[Data under study — start]
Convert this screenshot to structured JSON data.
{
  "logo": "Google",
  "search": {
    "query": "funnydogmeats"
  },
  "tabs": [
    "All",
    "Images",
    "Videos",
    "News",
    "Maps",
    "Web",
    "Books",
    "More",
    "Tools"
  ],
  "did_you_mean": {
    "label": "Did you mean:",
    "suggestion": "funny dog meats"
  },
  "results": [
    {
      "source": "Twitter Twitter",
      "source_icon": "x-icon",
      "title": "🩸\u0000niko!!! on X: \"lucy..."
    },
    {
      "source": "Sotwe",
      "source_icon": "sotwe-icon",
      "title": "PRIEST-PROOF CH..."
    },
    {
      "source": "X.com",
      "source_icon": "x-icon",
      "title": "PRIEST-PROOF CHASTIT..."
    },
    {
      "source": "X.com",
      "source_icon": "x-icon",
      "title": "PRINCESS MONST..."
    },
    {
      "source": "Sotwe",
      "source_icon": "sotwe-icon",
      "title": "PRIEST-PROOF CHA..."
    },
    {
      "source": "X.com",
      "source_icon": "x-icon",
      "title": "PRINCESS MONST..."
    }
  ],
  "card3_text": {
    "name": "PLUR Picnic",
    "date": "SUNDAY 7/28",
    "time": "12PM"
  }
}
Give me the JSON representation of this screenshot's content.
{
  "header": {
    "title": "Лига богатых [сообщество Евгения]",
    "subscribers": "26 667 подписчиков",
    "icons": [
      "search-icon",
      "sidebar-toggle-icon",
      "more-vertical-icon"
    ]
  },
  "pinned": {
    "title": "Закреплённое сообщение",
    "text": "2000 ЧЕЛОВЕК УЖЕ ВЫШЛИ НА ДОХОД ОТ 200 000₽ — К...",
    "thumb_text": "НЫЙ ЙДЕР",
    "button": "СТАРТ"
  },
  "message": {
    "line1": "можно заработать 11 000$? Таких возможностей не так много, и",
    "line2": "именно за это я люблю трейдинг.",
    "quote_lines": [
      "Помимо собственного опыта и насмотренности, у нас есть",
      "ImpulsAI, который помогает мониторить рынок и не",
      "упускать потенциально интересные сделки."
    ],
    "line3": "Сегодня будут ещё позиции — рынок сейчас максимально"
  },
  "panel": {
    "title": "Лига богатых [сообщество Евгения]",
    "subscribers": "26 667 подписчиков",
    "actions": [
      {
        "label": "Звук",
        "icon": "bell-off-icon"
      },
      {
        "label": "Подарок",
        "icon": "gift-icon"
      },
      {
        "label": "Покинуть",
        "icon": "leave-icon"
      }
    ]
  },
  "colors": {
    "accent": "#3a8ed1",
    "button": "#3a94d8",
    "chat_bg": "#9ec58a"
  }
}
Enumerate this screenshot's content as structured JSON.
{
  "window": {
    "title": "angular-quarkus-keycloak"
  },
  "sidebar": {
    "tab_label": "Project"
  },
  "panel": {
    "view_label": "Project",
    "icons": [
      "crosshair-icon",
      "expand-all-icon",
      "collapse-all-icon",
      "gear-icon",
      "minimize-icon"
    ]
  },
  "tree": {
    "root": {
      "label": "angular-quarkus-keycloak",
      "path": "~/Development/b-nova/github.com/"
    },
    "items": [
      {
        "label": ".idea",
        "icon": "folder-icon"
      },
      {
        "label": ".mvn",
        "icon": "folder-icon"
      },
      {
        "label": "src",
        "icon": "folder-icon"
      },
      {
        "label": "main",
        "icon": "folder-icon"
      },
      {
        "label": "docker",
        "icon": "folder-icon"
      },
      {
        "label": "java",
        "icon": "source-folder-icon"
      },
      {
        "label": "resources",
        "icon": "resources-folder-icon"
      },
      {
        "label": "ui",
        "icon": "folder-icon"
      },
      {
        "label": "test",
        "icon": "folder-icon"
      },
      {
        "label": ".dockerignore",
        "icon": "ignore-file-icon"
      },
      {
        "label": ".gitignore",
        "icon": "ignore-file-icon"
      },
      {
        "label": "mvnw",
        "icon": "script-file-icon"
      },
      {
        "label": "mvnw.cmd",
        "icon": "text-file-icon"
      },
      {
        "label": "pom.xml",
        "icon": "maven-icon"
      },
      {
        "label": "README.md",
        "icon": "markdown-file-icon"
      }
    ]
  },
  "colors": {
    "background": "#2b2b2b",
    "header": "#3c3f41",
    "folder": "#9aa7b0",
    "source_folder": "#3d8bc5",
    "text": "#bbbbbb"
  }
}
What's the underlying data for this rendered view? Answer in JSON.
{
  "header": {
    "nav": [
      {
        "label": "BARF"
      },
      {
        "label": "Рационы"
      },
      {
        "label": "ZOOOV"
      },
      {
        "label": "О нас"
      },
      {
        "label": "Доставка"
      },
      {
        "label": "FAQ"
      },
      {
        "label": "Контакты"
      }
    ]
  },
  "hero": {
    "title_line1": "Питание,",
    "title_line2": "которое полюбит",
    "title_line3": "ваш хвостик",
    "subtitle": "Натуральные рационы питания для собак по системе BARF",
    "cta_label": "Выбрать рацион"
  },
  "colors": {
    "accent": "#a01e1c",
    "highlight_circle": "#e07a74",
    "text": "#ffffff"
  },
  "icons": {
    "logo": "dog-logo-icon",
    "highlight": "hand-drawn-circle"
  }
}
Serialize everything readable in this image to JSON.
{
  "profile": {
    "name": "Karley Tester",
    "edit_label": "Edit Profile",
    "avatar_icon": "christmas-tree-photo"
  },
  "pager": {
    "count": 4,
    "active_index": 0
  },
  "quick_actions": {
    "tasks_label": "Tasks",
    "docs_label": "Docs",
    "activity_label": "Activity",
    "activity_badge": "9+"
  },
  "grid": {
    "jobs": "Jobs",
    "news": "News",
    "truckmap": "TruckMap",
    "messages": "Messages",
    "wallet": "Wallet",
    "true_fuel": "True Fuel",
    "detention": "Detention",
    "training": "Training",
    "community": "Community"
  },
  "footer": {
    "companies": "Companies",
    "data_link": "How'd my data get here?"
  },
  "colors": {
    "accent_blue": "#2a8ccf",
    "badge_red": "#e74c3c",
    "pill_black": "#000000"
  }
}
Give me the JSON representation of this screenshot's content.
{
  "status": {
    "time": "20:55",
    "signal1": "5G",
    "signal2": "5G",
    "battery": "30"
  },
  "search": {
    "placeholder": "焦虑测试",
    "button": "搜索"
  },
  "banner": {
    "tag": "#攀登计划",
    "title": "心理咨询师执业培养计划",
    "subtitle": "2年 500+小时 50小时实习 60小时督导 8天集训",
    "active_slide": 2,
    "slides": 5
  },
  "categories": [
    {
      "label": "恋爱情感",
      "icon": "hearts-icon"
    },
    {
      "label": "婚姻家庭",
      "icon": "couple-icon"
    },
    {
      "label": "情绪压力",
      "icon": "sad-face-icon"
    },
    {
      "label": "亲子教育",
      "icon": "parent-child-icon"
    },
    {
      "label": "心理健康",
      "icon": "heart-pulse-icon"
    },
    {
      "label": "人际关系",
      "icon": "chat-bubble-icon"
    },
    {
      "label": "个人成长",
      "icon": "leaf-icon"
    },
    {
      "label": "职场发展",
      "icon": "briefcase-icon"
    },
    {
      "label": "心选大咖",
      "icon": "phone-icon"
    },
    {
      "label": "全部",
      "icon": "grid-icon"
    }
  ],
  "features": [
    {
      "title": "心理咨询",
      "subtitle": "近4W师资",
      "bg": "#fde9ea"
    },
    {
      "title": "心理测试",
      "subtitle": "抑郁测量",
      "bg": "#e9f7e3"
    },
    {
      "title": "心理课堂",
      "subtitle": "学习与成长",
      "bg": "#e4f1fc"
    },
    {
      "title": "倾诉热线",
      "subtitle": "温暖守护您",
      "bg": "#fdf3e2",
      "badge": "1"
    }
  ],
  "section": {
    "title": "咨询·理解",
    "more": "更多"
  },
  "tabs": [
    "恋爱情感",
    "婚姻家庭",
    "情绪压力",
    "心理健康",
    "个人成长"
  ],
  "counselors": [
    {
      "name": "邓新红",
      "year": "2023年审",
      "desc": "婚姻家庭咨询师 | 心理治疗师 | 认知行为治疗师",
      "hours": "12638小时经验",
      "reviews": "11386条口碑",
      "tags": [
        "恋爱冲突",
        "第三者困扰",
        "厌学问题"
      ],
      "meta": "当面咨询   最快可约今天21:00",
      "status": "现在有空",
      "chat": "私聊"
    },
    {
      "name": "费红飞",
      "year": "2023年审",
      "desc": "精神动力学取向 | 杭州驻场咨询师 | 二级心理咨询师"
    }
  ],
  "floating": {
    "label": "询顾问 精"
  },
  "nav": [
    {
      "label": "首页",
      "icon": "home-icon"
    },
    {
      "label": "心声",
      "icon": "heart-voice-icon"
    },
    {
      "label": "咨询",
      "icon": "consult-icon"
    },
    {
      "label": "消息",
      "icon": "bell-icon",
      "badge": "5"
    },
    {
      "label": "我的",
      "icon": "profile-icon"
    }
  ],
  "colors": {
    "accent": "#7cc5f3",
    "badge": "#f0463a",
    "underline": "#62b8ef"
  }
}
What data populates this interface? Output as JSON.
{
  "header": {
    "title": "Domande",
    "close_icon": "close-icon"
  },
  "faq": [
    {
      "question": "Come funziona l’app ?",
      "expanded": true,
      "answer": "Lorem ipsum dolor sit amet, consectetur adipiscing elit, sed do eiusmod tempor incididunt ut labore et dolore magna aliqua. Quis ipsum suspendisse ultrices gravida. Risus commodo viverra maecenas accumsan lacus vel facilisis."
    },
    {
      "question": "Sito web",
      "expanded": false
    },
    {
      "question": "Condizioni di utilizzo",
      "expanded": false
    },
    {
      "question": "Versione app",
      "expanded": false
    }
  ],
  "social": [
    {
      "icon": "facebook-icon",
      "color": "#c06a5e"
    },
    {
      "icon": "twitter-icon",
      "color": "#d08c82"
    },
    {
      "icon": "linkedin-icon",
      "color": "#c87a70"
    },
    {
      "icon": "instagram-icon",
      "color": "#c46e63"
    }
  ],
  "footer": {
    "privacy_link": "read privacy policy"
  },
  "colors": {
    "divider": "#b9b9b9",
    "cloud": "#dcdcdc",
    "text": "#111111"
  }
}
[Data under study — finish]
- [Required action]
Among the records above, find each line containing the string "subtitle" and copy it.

- [Finished task]
    "subtitle": "Натуральные рационы питания для собак по системе BARF",
    "subtitle": "2年 500+小时 50小时实习 60小时督导 8天集训",
      "subtitle": "近4W师资",
      "subtitle": "抑郁测量",
      "subtitle": "学习与成长",
      "subtitle": "温暖守护您",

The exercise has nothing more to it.